(Gee. J’imagine ce que CTV ferait comme reportage s’ils s’intéressaient aux francos du Manitoba. Ou du Nouveau-Brunswick. Ça, ça ferait pleurer dans les chaumières.)
I agree with you totally. I would love to see Francophones flourish in the rest of Canada, and I think that there is more work to be done. I think that Francophone culture is integral to this country and would be the first person to defend the development of Francophone institutions in other provinces. You did curiously leave out one province from your list above however – Ontario, which has the largest population of Francophones outside of Quebec. Ontario if you weren’t aware, has a Francophone population of over 600,000. Furthermore the population is increasing (by about 50,000 francophones over the past 5 years).
Now let me ask you this, the PQ tried to push through bill 14, which seeks to eliminate bilingual communities and make it even harder to do business in English in the province. Essentially trying to make Anglophones uncomfortable in their own homes. Is the government of Ontario trying to push through similar draconian policies, targeting Franco-Ontarians? Nope.
Bon, il y a seulement un petit problème avec ce reportage. On y parle de 17 000 personnes qui auraient quitté le Québec cette année, pour aller vivre dans d’autres provinces, comme par hasard depuis l’arrivée au pouvoir de Pauline la pas fine.
Mais selon statistiques Canada, toutes les provinces canadiennes, sauf l’Alberta et la Saskatchewan, ont un déficit d’immigration interprovinciale. (Il y a plus de gens qui quittent vers d’autres provinces que de gens qui arrivent en provenance des autres provinces.) L’Ontario a perdu 17 000 personnes vers une autre province en 2012. Le Québec en a perdu 6 000.
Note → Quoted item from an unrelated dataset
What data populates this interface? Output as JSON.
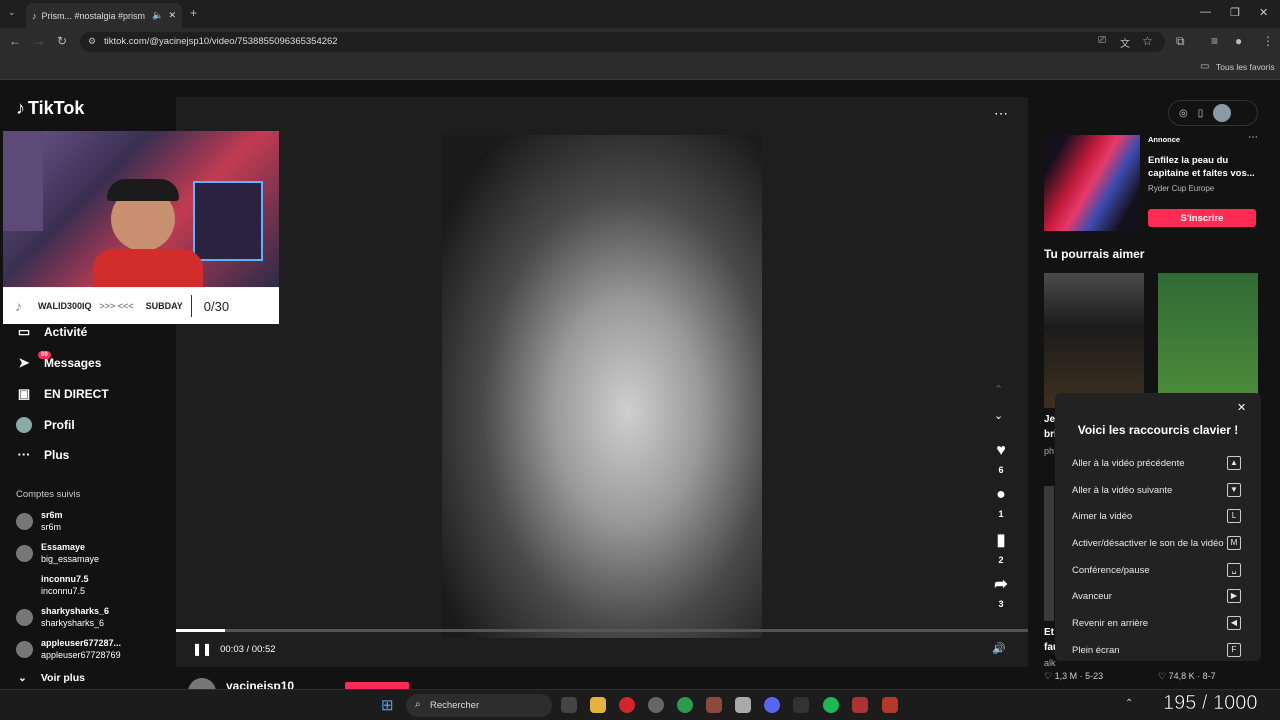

Quelqu’un à CTV s’est-il demandé pourquoi tant de gens quittaient l’Ontario ?
Whoa, this is the perfect example of taking data and twisting it and turning it into something it isn’t, just to prove a point. Let’s start from the top. You say that according to Statistics Canada, all provinces except Alberta and Saskatchewan experienced a net out migration, but did you ever look into why? And why are you comparing Quebec to Ontario’s data for 2012? Ontario’s population is over 13 million, Quebec’s is 8 million – don’t you think it makes sense that it has a greater outmigration of people than Quebec (if they were equal or Quebec had a greater outmigration, that would be extremely bad for Quebec).
Furthermore, let’s take a look (from the data that you referenced) what the trend in out-migration of Quebec is (forget the other provinces for a moment):
Average out-migration Quebec 2002-2007: -6,325
Average out-migration Quebec 2008-2009: -6,977
Average out-migration Quebec 2010-2012: -5,140
Out-migration Quebec 2012: -6,720
Out-migration Quebec 2013 in the first six months of 2013: -17,000
So 17,000 people have left Quebec in the first six months of 2013 when less than half this amount left Quebec on average since 2002 on a yearly basis. Wow, go figure, wonder why that could be.
And to answer your specific question about the out-migration from Ontario – this has to do with the job losses in the auto industry for the most part. Nothing to do with restrictive laws against Franco-Ontarians.
One last point, a little tip about research methods – even though the data you referenced is most likely correct, it is a report by the Toronto Dominion bank, referencing Statistics Canada data. This is bad practice – always reference the primary sources of your data.
The National Voice